== EXERCISE ==
Every line of the entries that holds the word "screenshot" is to be copied.

--

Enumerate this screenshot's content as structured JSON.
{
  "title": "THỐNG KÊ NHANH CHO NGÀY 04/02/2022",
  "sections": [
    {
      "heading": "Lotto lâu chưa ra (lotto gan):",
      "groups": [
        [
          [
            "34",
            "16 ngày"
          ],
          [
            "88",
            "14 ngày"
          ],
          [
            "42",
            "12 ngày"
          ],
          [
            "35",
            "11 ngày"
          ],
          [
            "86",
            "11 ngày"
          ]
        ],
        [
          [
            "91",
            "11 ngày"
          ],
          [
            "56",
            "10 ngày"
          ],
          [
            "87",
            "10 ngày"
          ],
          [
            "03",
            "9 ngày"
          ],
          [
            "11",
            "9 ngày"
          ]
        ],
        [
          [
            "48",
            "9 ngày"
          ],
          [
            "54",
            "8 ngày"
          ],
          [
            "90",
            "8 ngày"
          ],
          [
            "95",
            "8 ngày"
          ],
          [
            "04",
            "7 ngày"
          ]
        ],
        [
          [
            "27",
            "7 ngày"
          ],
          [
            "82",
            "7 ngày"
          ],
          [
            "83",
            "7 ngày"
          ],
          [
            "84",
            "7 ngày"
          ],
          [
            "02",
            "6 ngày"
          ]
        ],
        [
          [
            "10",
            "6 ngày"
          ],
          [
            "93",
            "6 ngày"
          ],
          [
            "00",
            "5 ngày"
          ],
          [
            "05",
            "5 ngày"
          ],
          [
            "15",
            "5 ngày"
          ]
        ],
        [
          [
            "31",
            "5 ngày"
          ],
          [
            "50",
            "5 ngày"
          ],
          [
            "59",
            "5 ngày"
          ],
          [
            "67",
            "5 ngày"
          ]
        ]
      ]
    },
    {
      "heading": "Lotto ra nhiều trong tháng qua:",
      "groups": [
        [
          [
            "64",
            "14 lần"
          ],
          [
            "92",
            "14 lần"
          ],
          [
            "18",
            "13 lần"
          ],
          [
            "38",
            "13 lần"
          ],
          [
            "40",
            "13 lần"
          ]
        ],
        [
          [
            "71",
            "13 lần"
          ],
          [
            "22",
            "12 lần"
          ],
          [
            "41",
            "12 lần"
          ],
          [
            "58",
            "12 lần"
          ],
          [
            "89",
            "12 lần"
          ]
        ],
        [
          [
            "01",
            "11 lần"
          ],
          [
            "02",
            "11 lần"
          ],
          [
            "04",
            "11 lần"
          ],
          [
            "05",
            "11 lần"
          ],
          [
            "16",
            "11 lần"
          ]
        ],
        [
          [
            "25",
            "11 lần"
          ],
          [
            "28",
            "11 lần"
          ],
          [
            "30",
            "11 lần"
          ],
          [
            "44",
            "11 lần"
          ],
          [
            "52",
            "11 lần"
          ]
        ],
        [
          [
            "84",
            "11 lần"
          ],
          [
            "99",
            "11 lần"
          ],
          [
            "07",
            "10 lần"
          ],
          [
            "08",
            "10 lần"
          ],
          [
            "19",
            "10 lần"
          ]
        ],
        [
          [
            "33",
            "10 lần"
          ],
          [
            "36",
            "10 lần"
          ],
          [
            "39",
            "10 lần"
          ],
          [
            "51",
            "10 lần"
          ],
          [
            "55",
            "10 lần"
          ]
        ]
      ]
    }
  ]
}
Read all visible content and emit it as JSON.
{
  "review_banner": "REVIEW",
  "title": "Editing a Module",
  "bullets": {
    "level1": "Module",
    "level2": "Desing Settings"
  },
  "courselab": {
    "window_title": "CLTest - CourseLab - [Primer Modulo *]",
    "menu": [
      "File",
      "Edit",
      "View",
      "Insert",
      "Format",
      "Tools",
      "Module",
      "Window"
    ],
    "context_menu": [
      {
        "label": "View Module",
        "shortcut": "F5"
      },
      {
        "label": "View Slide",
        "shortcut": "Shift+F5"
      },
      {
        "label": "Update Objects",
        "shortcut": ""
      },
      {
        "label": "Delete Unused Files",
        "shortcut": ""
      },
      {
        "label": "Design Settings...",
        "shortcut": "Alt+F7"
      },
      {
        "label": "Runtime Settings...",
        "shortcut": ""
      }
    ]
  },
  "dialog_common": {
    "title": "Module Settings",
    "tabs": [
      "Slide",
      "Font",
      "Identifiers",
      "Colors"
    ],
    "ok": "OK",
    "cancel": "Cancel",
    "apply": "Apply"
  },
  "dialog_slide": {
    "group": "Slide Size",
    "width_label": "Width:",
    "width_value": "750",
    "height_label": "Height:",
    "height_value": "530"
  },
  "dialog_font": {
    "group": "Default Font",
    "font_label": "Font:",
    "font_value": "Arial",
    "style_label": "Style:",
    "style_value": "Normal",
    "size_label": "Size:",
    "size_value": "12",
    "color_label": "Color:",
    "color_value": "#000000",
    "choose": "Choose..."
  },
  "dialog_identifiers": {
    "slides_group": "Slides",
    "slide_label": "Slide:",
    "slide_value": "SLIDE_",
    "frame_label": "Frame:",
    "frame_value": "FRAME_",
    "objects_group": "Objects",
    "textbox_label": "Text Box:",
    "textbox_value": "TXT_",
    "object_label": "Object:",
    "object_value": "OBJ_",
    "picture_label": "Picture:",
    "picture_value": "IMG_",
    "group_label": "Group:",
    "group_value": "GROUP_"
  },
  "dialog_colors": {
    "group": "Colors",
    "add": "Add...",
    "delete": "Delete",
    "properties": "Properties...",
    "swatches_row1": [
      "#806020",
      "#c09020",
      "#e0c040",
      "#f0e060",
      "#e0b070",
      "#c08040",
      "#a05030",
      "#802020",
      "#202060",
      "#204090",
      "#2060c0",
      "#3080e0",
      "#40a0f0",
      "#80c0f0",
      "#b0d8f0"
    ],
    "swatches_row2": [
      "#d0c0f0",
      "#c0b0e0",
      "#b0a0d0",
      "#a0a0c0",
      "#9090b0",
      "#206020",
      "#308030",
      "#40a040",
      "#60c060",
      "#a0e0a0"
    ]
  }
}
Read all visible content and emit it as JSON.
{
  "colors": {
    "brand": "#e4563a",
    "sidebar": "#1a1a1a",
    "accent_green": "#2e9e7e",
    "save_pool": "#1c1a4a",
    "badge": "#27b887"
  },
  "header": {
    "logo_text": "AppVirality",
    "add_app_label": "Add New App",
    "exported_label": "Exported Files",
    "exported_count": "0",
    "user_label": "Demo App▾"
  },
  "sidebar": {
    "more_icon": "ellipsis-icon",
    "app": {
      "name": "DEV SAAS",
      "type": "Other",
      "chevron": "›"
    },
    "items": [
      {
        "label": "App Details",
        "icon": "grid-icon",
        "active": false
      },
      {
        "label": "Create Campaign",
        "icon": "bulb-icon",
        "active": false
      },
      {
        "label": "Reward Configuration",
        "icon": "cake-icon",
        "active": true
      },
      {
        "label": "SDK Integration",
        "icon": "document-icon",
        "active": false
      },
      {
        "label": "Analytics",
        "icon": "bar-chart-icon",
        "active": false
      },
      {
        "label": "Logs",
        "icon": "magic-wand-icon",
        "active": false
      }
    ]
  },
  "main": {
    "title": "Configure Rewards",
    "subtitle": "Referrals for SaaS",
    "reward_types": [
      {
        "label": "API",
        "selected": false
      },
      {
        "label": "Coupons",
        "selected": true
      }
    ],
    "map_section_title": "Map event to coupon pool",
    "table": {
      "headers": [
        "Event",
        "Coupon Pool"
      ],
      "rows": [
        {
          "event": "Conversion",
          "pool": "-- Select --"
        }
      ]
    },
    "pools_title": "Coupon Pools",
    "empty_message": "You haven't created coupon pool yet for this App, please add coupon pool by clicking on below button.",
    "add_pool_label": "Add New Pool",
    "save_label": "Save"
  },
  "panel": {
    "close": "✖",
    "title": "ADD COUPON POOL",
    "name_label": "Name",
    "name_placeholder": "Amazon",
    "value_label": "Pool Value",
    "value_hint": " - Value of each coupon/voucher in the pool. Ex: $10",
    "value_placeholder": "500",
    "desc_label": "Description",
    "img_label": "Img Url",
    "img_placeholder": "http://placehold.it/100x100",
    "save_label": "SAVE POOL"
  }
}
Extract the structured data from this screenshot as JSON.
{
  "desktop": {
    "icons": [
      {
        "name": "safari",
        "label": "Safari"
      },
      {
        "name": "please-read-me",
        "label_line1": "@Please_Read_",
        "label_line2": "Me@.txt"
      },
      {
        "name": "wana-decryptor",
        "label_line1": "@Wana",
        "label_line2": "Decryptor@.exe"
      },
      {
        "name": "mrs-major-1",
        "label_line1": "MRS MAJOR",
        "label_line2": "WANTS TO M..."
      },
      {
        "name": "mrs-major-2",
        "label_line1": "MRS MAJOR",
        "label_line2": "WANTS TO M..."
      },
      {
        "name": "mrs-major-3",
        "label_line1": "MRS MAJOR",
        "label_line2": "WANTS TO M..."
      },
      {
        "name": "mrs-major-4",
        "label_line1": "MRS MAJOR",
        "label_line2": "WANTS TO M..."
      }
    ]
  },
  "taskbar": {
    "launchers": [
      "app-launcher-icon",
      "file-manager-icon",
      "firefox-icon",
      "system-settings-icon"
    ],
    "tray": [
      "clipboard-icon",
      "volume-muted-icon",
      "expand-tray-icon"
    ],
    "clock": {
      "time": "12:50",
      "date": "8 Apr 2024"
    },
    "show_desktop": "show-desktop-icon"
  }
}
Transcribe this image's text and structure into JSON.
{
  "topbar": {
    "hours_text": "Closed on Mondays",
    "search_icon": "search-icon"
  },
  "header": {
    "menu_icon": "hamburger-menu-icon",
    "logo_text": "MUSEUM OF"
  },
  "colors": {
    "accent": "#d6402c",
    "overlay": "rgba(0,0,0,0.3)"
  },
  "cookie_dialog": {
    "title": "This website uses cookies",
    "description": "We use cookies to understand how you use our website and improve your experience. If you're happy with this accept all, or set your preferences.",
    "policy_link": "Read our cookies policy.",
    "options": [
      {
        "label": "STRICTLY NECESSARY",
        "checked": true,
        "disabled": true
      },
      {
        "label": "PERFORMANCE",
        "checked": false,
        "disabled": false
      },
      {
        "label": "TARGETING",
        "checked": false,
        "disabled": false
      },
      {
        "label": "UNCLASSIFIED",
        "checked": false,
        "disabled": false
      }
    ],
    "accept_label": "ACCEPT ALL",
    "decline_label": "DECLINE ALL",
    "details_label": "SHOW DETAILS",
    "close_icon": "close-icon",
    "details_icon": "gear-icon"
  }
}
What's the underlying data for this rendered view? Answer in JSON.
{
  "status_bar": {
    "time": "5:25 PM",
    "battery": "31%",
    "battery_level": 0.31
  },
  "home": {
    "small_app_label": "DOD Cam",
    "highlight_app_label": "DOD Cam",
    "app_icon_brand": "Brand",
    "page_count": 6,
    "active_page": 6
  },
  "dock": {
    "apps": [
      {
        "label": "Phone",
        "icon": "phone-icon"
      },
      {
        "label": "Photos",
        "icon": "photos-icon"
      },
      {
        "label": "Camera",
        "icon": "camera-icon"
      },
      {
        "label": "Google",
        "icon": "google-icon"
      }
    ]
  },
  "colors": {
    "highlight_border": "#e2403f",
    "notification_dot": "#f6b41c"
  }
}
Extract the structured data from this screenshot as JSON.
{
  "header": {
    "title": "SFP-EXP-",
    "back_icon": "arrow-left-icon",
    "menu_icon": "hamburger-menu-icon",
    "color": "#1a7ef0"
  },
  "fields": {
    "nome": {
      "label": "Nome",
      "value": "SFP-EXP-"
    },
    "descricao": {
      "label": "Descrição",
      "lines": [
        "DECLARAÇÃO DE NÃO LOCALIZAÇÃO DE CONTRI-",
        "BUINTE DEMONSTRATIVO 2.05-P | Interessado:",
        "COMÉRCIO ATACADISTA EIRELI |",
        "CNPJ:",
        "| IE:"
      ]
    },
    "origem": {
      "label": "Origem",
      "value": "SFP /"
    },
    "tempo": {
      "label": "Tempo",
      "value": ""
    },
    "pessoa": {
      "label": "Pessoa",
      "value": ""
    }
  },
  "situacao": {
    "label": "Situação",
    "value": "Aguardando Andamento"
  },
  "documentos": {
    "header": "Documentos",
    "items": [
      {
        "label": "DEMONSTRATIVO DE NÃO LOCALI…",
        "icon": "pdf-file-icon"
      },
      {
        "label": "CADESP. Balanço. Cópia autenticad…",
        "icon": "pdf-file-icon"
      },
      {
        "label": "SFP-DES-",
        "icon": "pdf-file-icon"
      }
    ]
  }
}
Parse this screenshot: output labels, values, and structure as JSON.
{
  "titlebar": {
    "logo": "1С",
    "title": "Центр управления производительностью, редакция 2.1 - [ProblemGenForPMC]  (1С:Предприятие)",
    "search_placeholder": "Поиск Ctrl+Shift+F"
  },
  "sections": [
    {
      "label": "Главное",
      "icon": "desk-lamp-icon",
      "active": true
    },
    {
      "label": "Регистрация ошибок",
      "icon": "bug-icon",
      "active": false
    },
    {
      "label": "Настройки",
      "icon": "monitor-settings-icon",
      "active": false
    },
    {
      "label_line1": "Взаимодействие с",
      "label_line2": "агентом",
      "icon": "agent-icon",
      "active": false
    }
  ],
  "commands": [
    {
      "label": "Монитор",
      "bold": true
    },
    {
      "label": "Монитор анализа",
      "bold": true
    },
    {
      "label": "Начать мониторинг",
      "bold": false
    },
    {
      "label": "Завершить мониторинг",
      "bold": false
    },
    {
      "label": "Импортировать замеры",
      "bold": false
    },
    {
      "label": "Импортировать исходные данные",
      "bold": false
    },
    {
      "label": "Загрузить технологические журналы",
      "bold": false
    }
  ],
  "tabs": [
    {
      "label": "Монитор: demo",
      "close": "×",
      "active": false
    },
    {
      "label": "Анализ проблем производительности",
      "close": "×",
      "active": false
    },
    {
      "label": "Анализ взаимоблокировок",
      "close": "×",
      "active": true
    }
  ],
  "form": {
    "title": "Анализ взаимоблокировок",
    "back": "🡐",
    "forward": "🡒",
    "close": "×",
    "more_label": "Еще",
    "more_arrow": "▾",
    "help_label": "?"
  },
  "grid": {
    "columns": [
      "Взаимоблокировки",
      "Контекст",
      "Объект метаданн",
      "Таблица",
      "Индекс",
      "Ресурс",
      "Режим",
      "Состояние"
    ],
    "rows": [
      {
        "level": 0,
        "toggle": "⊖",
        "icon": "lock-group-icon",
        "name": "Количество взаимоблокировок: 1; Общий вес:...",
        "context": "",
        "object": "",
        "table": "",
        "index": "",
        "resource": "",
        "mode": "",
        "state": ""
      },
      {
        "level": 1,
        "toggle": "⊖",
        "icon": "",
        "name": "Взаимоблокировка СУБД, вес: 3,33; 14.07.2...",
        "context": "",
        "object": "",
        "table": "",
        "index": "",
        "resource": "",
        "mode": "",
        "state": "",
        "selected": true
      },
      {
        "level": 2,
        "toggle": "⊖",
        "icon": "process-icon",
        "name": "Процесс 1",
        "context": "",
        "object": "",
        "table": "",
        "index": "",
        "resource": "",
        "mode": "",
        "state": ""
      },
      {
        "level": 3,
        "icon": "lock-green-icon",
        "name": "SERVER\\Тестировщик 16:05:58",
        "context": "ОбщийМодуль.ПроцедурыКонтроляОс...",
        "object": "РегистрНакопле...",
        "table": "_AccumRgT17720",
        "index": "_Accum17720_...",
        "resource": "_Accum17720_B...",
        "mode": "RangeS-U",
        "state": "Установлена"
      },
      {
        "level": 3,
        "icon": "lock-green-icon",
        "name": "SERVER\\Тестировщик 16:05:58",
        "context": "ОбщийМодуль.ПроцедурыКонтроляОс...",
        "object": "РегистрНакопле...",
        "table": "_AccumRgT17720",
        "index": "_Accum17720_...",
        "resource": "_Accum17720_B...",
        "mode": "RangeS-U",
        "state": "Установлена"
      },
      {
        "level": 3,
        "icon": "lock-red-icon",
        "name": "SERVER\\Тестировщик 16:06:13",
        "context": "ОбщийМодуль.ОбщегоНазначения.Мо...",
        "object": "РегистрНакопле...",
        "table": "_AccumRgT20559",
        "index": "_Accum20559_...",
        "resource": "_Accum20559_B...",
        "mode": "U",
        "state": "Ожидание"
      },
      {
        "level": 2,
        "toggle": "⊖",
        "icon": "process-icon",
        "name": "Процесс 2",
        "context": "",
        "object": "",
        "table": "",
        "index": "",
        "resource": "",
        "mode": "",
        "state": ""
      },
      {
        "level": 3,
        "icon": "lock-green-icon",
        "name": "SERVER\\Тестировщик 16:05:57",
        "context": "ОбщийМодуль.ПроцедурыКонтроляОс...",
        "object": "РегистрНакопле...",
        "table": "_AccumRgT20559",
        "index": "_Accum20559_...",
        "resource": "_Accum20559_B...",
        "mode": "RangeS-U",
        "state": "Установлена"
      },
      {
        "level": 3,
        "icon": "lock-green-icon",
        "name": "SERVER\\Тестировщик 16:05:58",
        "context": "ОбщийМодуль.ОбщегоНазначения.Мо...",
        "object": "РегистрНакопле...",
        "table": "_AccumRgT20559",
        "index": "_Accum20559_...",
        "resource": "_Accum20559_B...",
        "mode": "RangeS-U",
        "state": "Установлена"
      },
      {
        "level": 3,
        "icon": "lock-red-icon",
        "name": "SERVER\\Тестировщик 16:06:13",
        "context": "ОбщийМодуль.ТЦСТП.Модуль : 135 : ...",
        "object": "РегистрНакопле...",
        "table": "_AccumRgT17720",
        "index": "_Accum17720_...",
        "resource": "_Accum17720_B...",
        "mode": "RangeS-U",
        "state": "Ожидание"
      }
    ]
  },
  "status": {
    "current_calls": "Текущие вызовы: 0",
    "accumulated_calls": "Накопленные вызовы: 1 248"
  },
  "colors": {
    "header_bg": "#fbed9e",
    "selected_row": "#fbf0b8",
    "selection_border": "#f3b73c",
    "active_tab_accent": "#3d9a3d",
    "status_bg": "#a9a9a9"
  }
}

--

== RESPONSE BELOW ==
Enumerate this screenshot's content as structured JSON.
Extract the structured data from this screenshot as JSON.
Extract the structured data from this screenshot as JSON.
Parse this screenshot: output labels, values, and structure as JSON.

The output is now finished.